“It doesn’t seem basic because the code behind it was big for its time. The fact that it was done [at the time it was] it’s quite a shock to me.”
Explaining the lack of IT skills, Mr McNab says it can often be a male-dominated industry with surveys finding female participation is far behind.
“The missing element is the number of girls choosing to take IT courses at GCSE and A-level,” she said.
To address this, his college runs girls’ coding clubs and has introduced programming during Key Stage Three to help develop students’ understanding and interest in the subject from an early age.
“Coders are always in demand, but like medicine, IT has a large and varied degree of specialization.
“Cyber security is a massively growing field and threat. A huge career field is growing in this part of the industry and I know of a success story from here.”
One such success story is Sophie Kane who has just left college to undertake a software and computer systems development apprenticeship.
“I was never really interested in IT, I got into coding and found it quite difficult,” he said.
“It wasn’t until I was introduced to visual applications through games, Xboxes, PlayStations… something sparked.

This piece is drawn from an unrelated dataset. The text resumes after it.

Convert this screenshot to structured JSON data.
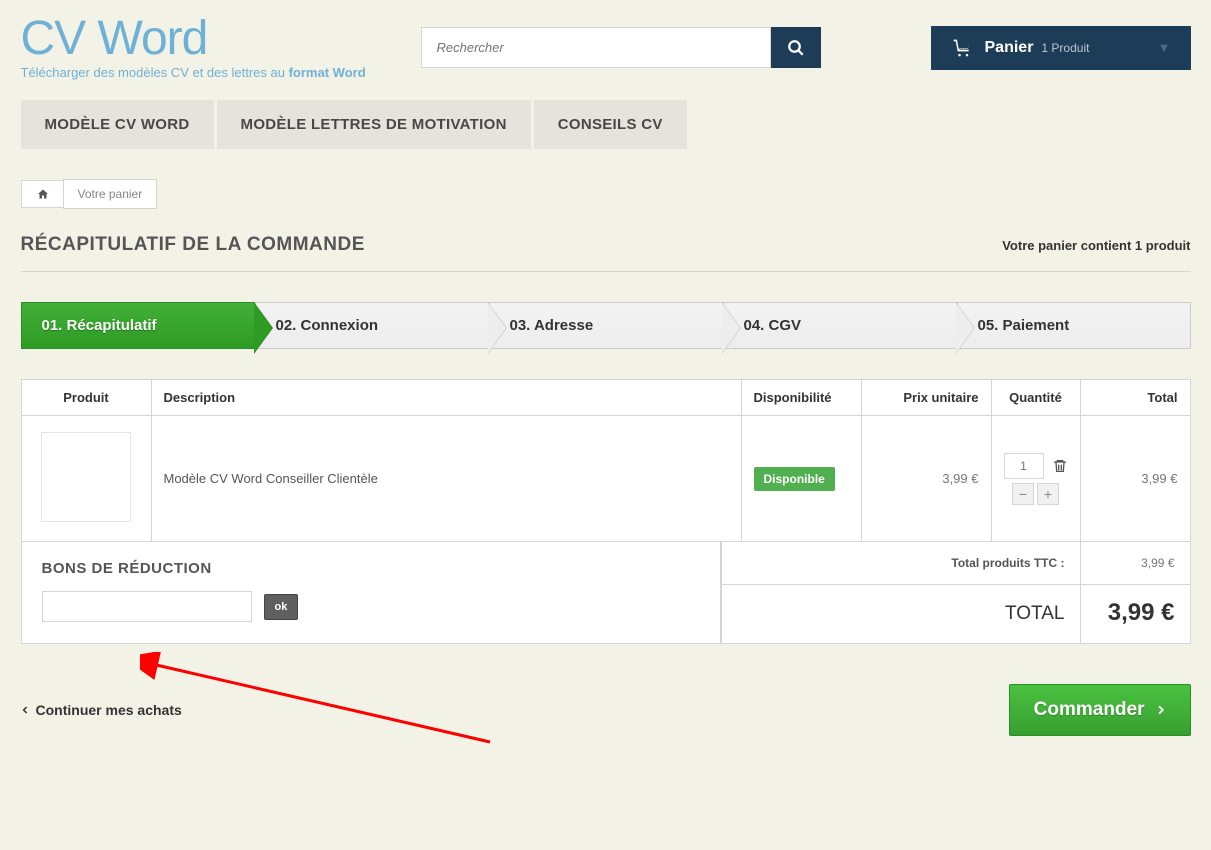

“You see it’s all math and text. Anything you want, you can make it a game if you have these skills.
“It doesn’t tend to be something that a lot of women turn to.”
Speaking about how the curriculum has changed over the years, Mr O’Hare said: “Six or seven years ago, curriculum interest in Computer Science started to grow.
“[This event] reminds students that the growing IT industry in Northern Ireland is not a job, it’s a career, it’s better paid than most.
“It’s a career of a lifetime and by using female role models, it can help strengthen the assimilation of girls into Computer Science.”